SOME 44 much-needed hospice beds are currently lying unused because there is no money to open them.
Sharon Foley, of the Irish Hospice Foundation, said that around 29,000 people in Ireland die annually with €72m going into specialist palliative care, about €1.3bn on end-of-life care.
"But this spending is largely unplanned and uncoordinated," she added.
"Most of us wish to die at home but 43pc of us will die in an acute hospital."
She told the Joint Oireachtas Committee on Health and Children: "We know from a hospital audit we conducted that over 80pc of people who died entered the hospital via the emergency department.
"Most patients were not seen by specialist palliative care. On their last admission, patients were in hospital for over three weeks before they died. 44pc of people died in a single room.
"And up to one quarter of patients could have died at home if the community supports were in place."
She pointed out that there are plenty of strong national policies around specialist palliative care but we fall down when it comes to putting policy into practice.
"And this failing means that citizens are living and dying with an inequitable system where some people have more access to more services and choice of care while as many as 2,500 people can't access an inpatient hospice bed because they don't exist. We have 155 hospice beds today. We should have 450. We have significant deficits in hospice staff.
"There are three regions of the country with no inpatient hospice unit – the north east, the midlands and the south east – as well as Kerry, Wicklow and Mayo.
"Yet look what could be delivered. We know that hospice home care teams – and they're all over Ireland – help people to fulfil their wish to live and die at home.
"Some 26pc of us die at home.
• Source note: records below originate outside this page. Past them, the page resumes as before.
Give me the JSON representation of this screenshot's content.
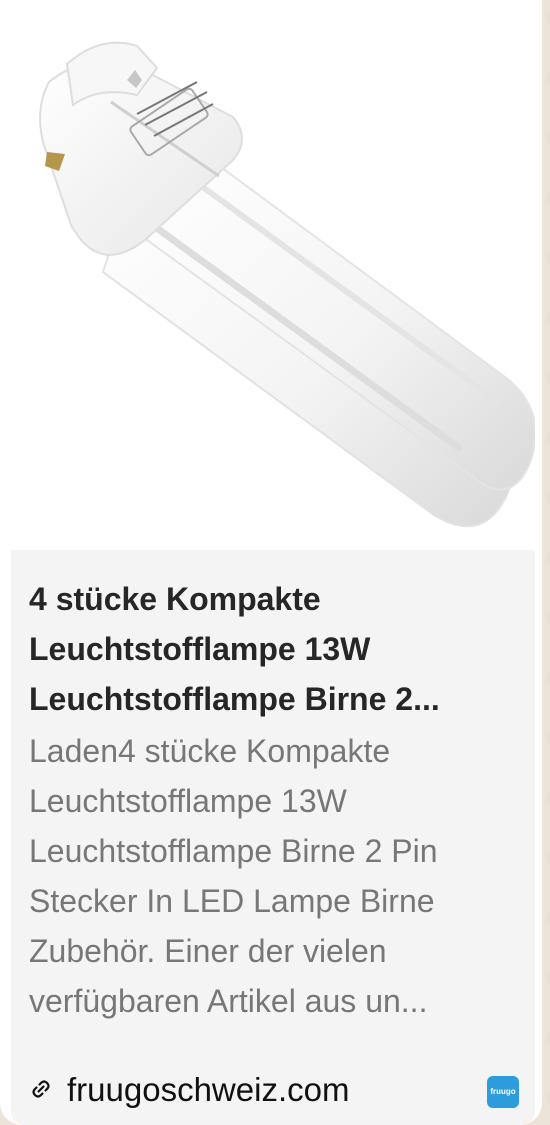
{
  "header": {
    "cut_text": "g"
  },
  "card": {
    "title": "4 stücke Kompakte Leuchtstofflampe 13W Leuchtstofflampe Birne 2...",
    "description": "Laden4 stücke Kompakte Leuchtstofflampe 13W Leuchtstofflampe Birne 2 Pin Stecker In LED Lampe Birne Zubehör. Einer der vielen verfügbaren Artikel aus un...",
    "domain": "fruugoschweiz.com",
    "badge_text": "fruugo"
  },
  "icons": {
    "link": "link-icon",
    "site_badge": "fruugo-badge-icon"
  },
  "colors": {
    "card_bg": "#f4f4f4",
    "title": "#262626",
    "description": "#777777",
    "badge": "#2d9cdb"
  }
}
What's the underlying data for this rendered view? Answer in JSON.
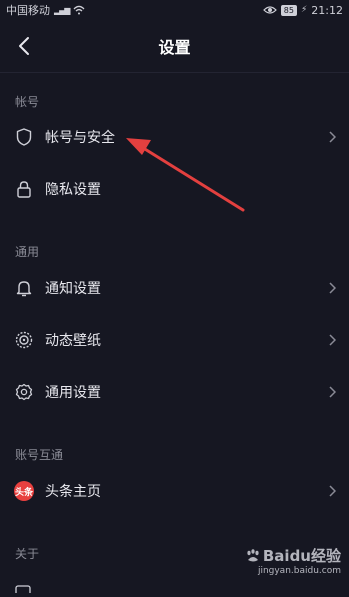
{
  "status_bar": {
    "carrier": "中国移动",
    "signal": "4G",
    "battery": "85",
    "time": "21:12"
  },
  "header": {
    "title": "设置"
  },
  "sections": [
    {
      "title": "帐号",
      "items": [
        {
          "label": "帐号与安全",
          "icon": "shield-icon"
        },
        {
          "label": "隐私设置",
          "icon": "lock-icon"
        }
      ]
    },
    {
      "title": "通用",
      "items": [
        {
          "label": "通知设置",
          "icon": "bell-icon"
        },
        {
          "label": "动态壁纸",
          "icon": "live-wallpaper-icon"
        },
        {
          "label": "通用设置",
          "icon": "gear-icon"
        }
      ]
    },
    {
      "title": "账号互通",
      "items": [
        {
          "label": "头条主页",
          "icon": "toutiao-logo",
          "logo_text": "头条"
        }
      ]
    },
    {
      "title": "关于",
      "items": []
    }
  ],
  "watermark": {
    "brand": "Baidu经验",
    "url": "jingyan.baidu.com"
  },
  "colors": {
    "background": "#161722",
    "annotation_arrow": "#e3403f",
    "toutiao_red": "#e8403f"
  }
}
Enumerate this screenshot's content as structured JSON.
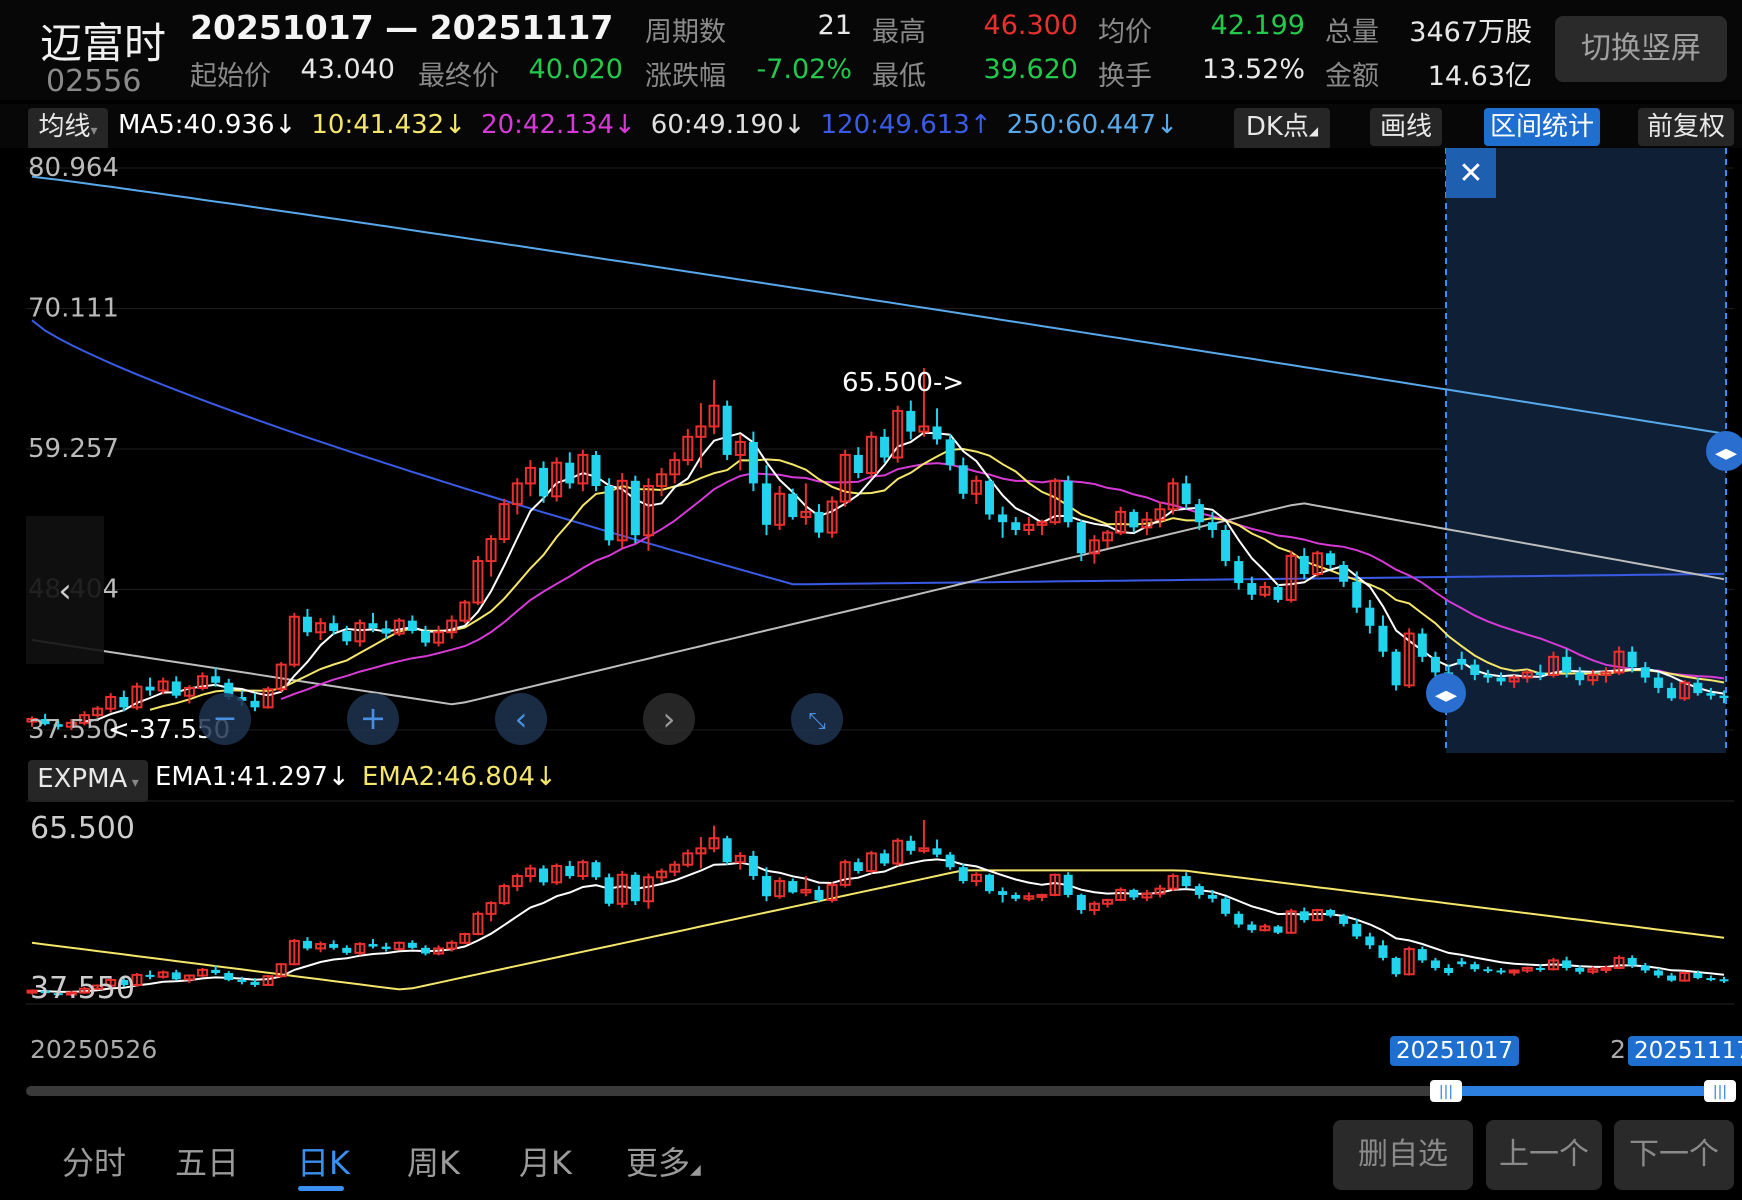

Under the care of a home care team, that number soars to 40pc."
She called for a national end-of-life and bereavement strategy to help us to plan all services including specialist hospice care.
Prof Eamon O'Shea of the Irish Centre for Social Gerontology, National University of Ireland, Galway said the availability of single rooms at time of death is a problem, particularly in public residential care and some acute hospitals.
"Neither do staff in these settings tend to have formal qualifications in palliative care, with less than one-third of all facilities reporting that their nurses hold a qualification in palliative care," he told the members.
He called for more consultation with older people in order to establish expressed needs and preferences with respect to end-of-life care, if necessary through greater use of advance directives.